** Exercise **
Output the records below verbatim, minus the pictures.

%%

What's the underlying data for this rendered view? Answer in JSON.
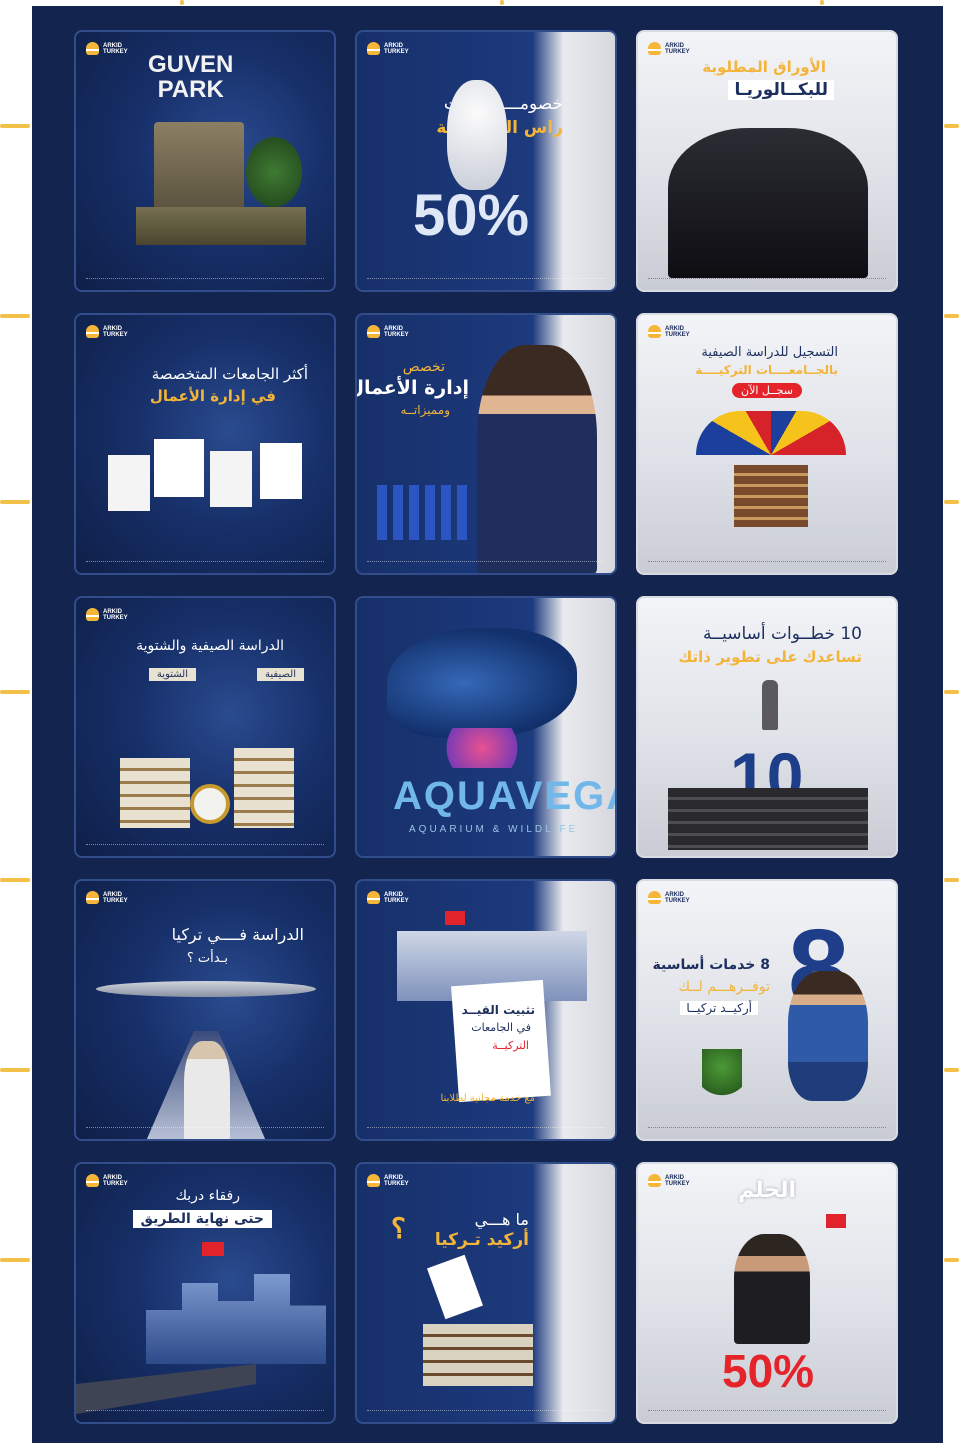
{
  "logo": {
    "text": "ARKID\nTURKEY",
    "name": "arkid-logo"
  },
  "tiles": {
    "t1": {
      "title": "GUVEN\nPARK"
    },
    "t2": {
      "line1": "خصومـــــــــــات",
      "line2": "راس الــــــسنة",
      "percent": "50%"
    },
    "t3": {
      "line1": "الأوراق المطلوبة",
      "line2": "للبكــالوريـا"
    },
    "t4": {
      "line1": "أكثر الجامعات المتخصصة",
      "line2": "في إدارة الأعمال"
    },
    "t5": {
      "line1": "تخصص",
      "line2": "إدارة الأعمال",
      "line3": "ومميزاتــه"
    },
    "t6": {
      "line1": "التسجيل للدراسة الصيفية",
      "line2": "بالجــامعــــات التركيــــة",
      "button": "سجــل الآن"
    },
    "t7": {
      "title": "الدراسة الصيفية والشتوية",
      "col1": "الشتوية",
      "col2": "الصيفية"
    },
    "t8": {
      "title": "AQUAVEGA",
      "subtitle": "AQUARIUM & WILDLIFE"
    },
    "t9": {
      "line1": "10 خطــوات أساسيــة",
      "line2": "تساعدك على تطوير ذاتك",
      "number": "10"
    },
    "t10": {
      "line1": "الدراسة فــــي تركيا",
      "line2": "بـدأت ؟"
    },
    "t11": {
      "line1": "تثبيت القيــد",
      "line2": "في الجامعات",
      "line3": "التركيــة",
      "note": "مع خدمة مجانية لطلابنا"
    },
    "t12": {
      "line1": "8 خدمات أساسية",
      "line2": "توفــرهـــم لــك",
      "line3": "أركيــد تركيــا",
      "number": "8"
    },
    "t13": {
      "line1": "رفقاء دربك",
      "line2": "حتى نهاية الطريق"
    },
    "t14": {
      "line1": "ما هـــي",
      "line2": "أركيد تـركيا",
      "mark": "؟"
    },
    "t15": {
      "title": "الحلم",
      "percent": "50%"
    }
  },
  "colors": {
    "board": "#13244f",
    "accent": "#f3b43a",
    "red": "#e5232a",
    "deco": "#f3c04a"
  }
}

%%

** Reply to the task **
What's the underlying data for this rendered view? Answer in JSON.
{
  "logo": {
    "text": "ARKID\nTURKEY",
    "name": "arkid-logo"
  },
  "tiles": {
    "t1": {
      "title": "GUVEN\nPARK"
    },
    "t2": {
      "line1": "خصومـــــــــــات",
      "line2": "راس الــــــسنة",
      "percent": "50%"
    },
    "t3": {
      "line1": "الأوراق المطلوبة",
      "line2": "للبكــالوريـا"
    },
    "t4": {
      "line1": "أكثر الجامعات المتخصصة",
      "line2": "في إدارة الأعمال"
    },
    "t5": {
      "line1": "تخصص",
      "line2": "إدارة الأعمال",
      "line3": "ومميزاتــه"
    },
    "t6": {
      "line1": "التسجيل للدراسة الصيفية",
      "line2": "بالجــامعــــات التركيــــة",
      "button": "سجــل الآن"
    },
    "t7": {
      "title": "الدراسة الصيفية والشتوية",
      "col1": "الشتوية",
      "col2": "الصيفية"
    },
    "t8": {
      "title": "AQUAVEGA",
      "subtitle": "AQUARIUM & WILDLIFE"
    },
    "t9": {
      "line1": "10 خطــوات أساسيــة",
      "line2": "تساعدك على تطوير ذاتك",
      "number": "10"
    },
    "t10": {
      "line1": "الدراسة فــــي تركيا",
      "line2": "بـدأت ؟"
    },
    "t11": {
      "line1": "تثبيت القيــد",
      "line2": "في الجامعات",
      "line3": "التركيــة",
      "note": "مع خدمة مجانية لطلابنا"
    },
    "t12": {
      "line1": "8 خدمات أساسية",
      "line2": "توفــرهـــم لــك",
      "line3": "أركيــد تركيــا",
      "number": "8"
    },
    "t13": {
      "line1": "رفقاء دربك",
      "line2": "حتى نهاية الطريق"
    },
    "t14": {
      "line1": "ما هـــي",
      "line2": "أركيد تـركيا",
      "mark": "؟"
    },
    "t15": {
      "title": "الحلم",
      "percent": "50%"
    }
  },
  "colors": {
    "board": "#13244f",
    "accent": "#f3b43a",
    "red": "#e5232a",
    "deco": "#f3c04a"
  }
}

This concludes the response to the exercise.